Friday, August 18, 2006

Changing rooms

It all started out with my DD moving into her very first flat and de-cluttering her home. In the city it is often difficult to get rid of accumulated stuff, and with no car it almost seems impossible to deal with things on a timeline. We took the stuff home, and found some other homes for things, some things we adopted and others we did not but all in all it was interesting to see the next step. My boys decided they too would move, not house, but would de-clutter their stuff ( does this ever end, we have been downsizing stuff for 12 months now!). They will be changing rooms, sharing with a different brother which means that stuff needs sorting, recycling, selling, free-cycling etc.

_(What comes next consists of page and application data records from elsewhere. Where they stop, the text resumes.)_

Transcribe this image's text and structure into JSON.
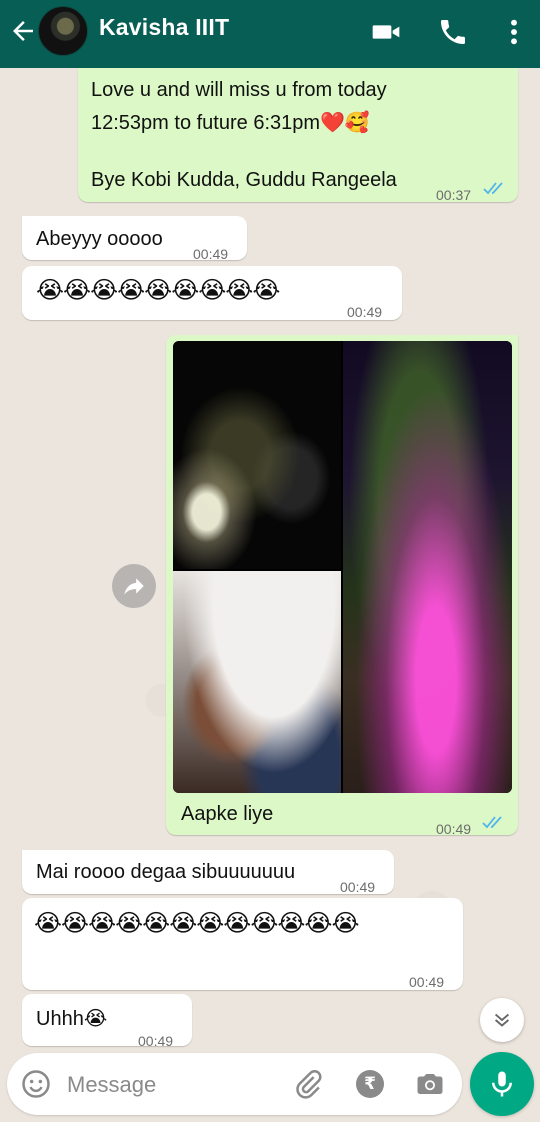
{
  "header": {
    "contact_name": "Kavisha IIIT",
    "background": "#075e54"
  },
  "messages": [
    {
      "direction": "outgoing",
      "lines": [
        "Love u and will miss u from today",
        "12:53pm to future 6:31pm❤️🥰",
        "Bye Kobi Kudda, Guddu Rangeela"
      ],
      "time": "00:37",
      "status": "read"
    },
    {
      "direction": "incoming",
      "text": "Abeyyy ooooo",
      "time": "00:49"
    },
    {
      "direction": "incoming",
      "text": "😭😭😭😭😭😭😭😭😭",
      "time": "00:49"
    },
    {
      "direction": "outgoing",
      "type": "photo",
      "caption": "Aapke liye",
      "time": "00:49",
      "status": "read"
    },
    {
      "direction": "incoming",
      "text": "Mai roooo degaa sibuuuuuuu",
      "time": "00:49"
    },
    {
      "direction": "incoming",
      "text": "😭😭😭😭😭😭😭😭😭😭😭😭",
      "time": "00:49"
    },
    {
      "direction": "incoming",
      "text": "Uhhh😭",
      "time": "00:49"
    }
  ],
  "input": {
    "placeholder": "Message",
    "value": ""
  },
  "icons": {
    "back": "arrow-left-icon",
    "video": "video-call-icon",
    "call": "phone-icon",
    "more": "more-vert-icon",
    "forward": "forward-icon",
    "scroll": "chevron-double-down-icon",
    "emoji": "emoji-icon",
    "attach": "paperclip-icon",
    "rupee": "rupee-icon",
    "camera": "camera-icon",
    "mic": "mic-icon"
  },
  "rupee_symbol": "₹",
  "colors": {
    "outgoing_bubble": "#dcf8c6",
    "incoming_bubble": "#ffffff",
    "accent": "#00a884",
    "read_ticks": "#4fb6ec"
  }
}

I wonder where they get their ideas from, might it be that our downsizing efforts and tactics are filtering through. yes, you can live with less stuff. One of the boys bagged up about 15 teddies and soft toys and although a part of him hankers after holding on to some of it, another part of him says it is no longer going to be cool to have that many softies around. Toys they have not played with for years are being rediscovered while they clear stuff. So now, instead of being in front of the play-station, they have turned the lounge into a giant brio trainset with complicated tracks and bridges they have just newly rediscovered. The duplo they gave a miss but trains and cars are hard to part with. The dog was less convinced and caused a major catastrophe by falling onto the bridge ( simply stretching its legs). The dog was given ‘ time out’ and they resumed their game, with trains.
Another interesting development was the asking ‘ can I have an apple’ instead of the usual sweets, crisps etc that were found in the larder. And then there was a strange look when they were banished from the foodfactory back to the railway game. Life certainly has changed. One thing I would like to see them change is the ability to make every room in the house in the flux of change. Their stuff now dons the landing, both rooms, the lounge and even the bathroom. I keep reminding myself its the process that counts, a smaller life, with more space, more fun and community. Ah and the communication for working together also needs a little tweaking. On day one there was a lot of shouting, day two less shouting and stomping off. It feels like bootcamp but I do think they are having fun by the way and it sure beats the cues in airports and the eco costs of holidays. Who would have thought you could have so much adventure in your own backyard. The team have gone to bed in different rooms ( just trying it for size) and I guess some negotiation will continue to happen but thats good, when they are talking to eachother and learning to talk and use eye contact, at least they are not trying to kill someone in a game. I am keeping my fingers crossed, my hopes high and look at the growing that is taking place.

1 comment:

Trisha said...

When my kids were young we didn't even have a TV for 4 years, and then we had a small one my mother gave me and I kept it in a cupboard except on Sunday nights when it would come out for one or two hours of supervised watching. They played with Lincoln Logs, Legos, and found ways to entertain themselves as well as learning social skills and extablishing a pecking order that changed from game to game.